6. Perhaps seeing TV advertising as an area in need of help, the Lords Communications Committee launched an inquiry into the market in July 2010. ITV's chairman, Archie Norman, told it that ITV was stuck in a "ratings rat race", but its soon-to-be head of TV sales (then the sales director of Channel 5), Kelly Williams, disagreed, saying "the market needed to be protected" from ITV.
7. In February, the committee published its report. Among its recommendations, it suggested scrapping CRR. While the Lords report had no direct legislative impact, it gave gravity to the argument that change was needed.
8. Richards announced Ofcom's plans to look at TV trading during his speech at the annual ISBA conference in March. After working with the former ITV sales chief Ian McCulloch, Ofcom consulted on 27 questions designed to tease out whether there is evidence of competition harm.
9. Industry sources suggest they would rather retain the status quo rather than risk an inferior alternative. Ofcom could dismiss this in the autumn but only if it finds evidence of "competition harm".
WHAT IT MEANS FOR ...
- One might have imagined that there would have been a greater desire for change among broadcasters. Almost since its introduction, ITV has asked for CRR to be relaxed but its position has altered. The addition of ITV1 HD and ITV1+1, as well as a strong ratings performance, means ITV is doing rather well out of CRR of late. Rival broadcasters believe the risk of a destabilising review coupled with the possibility of unknown outcomes outweigh any concerns about the market. As such, if the agencies decide to penalise one broadcaster, as Channel 4 has found this year, there will be nothing to stop them.
- Media agencies
The media buying side has the greatest interest in keeping the status quo, and sources close to the IPA suggest it believes the market is "transparent" and "working effectively". Though ITV has a lot of power on the selling side, the buying points are a formidable force. Group M agencies account for around 40 per cent of all TV spend, with Aegis Media, Omnicom, Publicis Groupe and Havas making up most of the rest. Grumbles in some quarters suggest hard-pressed agencies have looked to ever-more elaborate forms of remuneration. Some could view these as "kickbacks".
Though it has been claimed that advertisers do not understand the TV trading mechanism, ISBA's response to the review does not raise an alarm. "We have made a few points but there is no tub-thumping," Bob Wootton, its director of media and advertising, says. "Some advertisers are happy, some less so, but the real question is: is a Competition Commission review the right tool?
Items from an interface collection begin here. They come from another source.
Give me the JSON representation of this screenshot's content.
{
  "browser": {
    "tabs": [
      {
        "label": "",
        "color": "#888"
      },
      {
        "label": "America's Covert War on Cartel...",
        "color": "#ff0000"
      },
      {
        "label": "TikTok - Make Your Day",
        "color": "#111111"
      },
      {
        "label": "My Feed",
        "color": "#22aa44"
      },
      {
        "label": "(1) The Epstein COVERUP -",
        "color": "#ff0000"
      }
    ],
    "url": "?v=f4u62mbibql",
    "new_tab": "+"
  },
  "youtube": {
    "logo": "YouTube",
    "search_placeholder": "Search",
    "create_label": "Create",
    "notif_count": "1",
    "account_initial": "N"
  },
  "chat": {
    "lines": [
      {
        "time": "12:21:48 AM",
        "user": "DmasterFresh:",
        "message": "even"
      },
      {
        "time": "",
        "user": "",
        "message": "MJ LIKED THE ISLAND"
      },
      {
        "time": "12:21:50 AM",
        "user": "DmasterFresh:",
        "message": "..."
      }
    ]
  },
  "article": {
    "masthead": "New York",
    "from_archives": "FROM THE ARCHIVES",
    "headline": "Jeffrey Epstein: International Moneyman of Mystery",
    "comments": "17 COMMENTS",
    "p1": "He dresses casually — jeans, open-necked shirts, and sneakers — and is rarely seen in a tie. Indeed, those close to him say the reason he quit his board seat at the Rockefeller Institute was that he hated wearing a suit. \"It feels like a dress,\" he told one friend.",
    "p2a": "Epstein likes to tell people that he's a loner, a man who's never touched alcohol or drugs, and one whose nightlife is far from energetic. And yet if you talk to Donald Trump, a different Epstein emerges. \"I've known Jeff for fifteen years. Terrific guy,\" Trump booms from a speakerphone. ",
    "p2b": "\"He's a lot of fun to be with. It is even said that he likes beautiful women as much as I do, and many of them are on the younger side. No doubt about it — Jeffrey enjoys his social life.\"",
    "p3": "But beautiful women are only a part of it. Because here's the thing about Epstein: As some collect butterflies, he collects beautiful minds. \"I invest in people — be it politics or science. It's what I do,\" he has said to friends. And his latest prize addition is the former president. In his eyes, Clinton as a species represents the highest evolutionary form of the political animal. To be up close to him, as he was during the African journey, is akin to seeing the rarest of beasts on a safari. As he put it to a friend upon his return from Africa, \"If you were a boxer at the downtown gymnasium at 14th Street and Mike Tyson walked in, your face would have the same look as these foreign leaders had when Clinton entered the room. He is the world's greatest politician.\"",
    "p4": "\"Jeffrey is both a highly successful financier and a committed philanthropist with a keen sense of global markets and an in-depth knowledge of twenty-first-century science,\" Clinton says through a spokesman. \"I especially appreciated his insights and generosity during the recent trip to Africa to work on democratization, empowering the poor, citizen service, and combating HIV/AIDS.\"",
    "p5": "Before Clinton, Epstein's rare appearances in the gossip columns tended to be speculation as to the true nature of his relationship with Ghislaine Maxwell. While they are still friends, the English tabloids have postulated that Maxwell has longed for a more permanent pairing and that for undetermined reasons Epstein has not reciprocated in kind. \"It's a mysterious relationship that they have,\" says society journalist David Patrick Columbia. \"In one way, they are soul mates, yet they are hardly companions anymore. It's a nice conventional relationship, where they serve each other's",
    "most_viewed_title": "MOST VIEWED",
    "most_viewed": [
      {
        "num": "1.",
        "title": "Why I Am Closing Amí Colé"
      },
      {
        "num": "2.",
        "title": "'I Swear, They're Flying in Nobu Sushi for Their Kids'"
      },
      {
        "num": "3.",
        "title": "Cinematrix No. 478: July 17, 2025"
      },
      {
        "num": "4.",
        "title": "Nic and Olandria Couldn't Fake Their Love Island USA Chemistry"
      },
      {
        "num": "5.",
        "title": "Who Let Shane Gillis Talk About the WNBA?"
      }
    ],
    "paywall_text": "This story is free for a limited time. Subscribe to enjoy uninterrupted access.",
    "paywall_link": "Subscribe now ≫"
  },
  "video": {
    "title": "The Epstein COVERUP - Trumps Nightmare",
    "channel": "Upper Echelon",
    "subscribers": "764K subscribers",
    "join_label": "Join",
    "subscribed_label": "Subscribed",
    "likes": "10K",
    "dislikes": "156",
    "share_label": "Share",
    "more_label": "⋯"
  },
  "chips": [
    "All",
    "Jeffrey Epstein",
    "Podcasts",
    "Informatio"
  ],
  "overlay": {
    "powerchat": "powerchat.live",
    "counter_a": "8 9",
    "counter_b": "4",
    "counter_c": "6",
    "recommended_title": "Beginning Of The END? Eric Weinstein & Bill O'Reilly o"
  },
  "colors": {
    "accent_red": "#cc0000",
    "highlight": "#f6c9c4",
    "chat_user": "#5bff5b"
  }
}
The general mood is: 'Not really.'" Essentially, CRR has kept ad prices low so advertisers have benefited from the status quo. More than that, alternative revenue streams could be seen positively as they allow agencies to be squeezed elsewhere.